Please return all of the material exactly, with no line missing.
Segment Start: Data for analysis
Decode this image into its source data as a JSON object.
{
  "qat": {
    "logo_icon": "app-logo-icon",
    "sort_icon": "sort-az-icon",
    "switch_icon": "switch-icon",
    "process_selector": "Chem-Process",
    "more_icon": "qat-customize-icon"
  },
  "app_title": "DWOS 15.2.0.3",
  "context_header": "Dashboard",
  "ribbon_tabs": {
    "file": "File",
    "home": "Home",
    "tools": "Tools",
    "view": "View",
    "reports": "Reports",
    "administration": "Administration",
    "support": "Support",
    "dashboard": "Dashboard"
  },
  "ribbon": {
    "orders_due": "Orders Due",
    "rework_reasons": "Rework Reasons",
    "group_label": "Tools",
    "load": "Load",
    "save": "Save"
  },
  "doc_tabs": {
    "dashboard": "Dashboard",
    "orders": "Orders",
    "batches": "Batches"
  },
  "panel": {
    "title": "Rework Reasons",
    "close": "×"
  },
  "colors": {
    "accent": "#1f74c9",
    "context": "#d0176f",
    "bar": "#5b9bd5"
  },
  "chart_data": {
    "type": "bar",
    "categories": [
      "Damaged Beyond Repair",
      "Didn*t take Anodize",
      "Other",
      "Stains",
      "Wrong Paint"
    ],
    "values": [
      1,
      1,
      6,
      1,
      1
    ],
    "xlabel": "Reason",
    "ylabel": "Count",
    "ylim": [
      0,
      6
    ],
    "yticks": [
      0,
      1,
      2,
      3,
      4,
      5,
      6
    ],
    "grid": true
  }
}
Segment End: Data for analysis
- _Solution to this problem_
Decode this image into its source data as a JSON object.
{
  "qat": {
    "logo_icon": "app-logo-icon",
    "sort_icon": "sort-az-icon",
    "switch_icon": "switch-icon",
    "process_selector": "Chem-Process",
    "more_icon": "qat-customize-icon"
  },
  "app_title": "DWOS 15.2.0.3",
  "context_header": "Dashboard",
  "ribbon_tabs": {
    "file": "File",
    "home": "Home",
    "tools": "Tools",
    "view": "View",
    "reports": "Reports",
    "administration": "Administration",
    "support": "Support",
    "dashboard": "Dashboard"
  },
  "ribbon": {
    "orders_due": "Orders Due",
    "rework_reasons": "Rework Reasons",
    "group_label": "Tools",
    "load": "Load",
    "save": "Save"
  },
  "doc_tabs": {
    "dashboard": "Dashboard",
    "orders": "Orders",
    "batches": "Batches"
  },
  "panel": {
    "title": "Rework Reasons",
    "close": "×"
  },
  "colors": {
    "accent": "#1f74c9",
    "context": "#d0176f",
    "bar": "#5b9bd5"
  },
  "chart_data": {
    "type": "bar",
    "categories": [
      "Damaged Beyond Repair",
      "Didn*t take Anodize",
      "Other",
      "Stains",
      "Wrong Paint"
    ],
    "values": [
      1,
      1,
      6,
      1,
      1
    ],
    "xlabel": "Reason",
    "ylabel": "Count",
    "ylim": [
      0,
      6
    ],
    "yticks": [
      0,
      1,
      2,
      3,
      4,
      5,
      6
    ],
    "grid": true
  }
}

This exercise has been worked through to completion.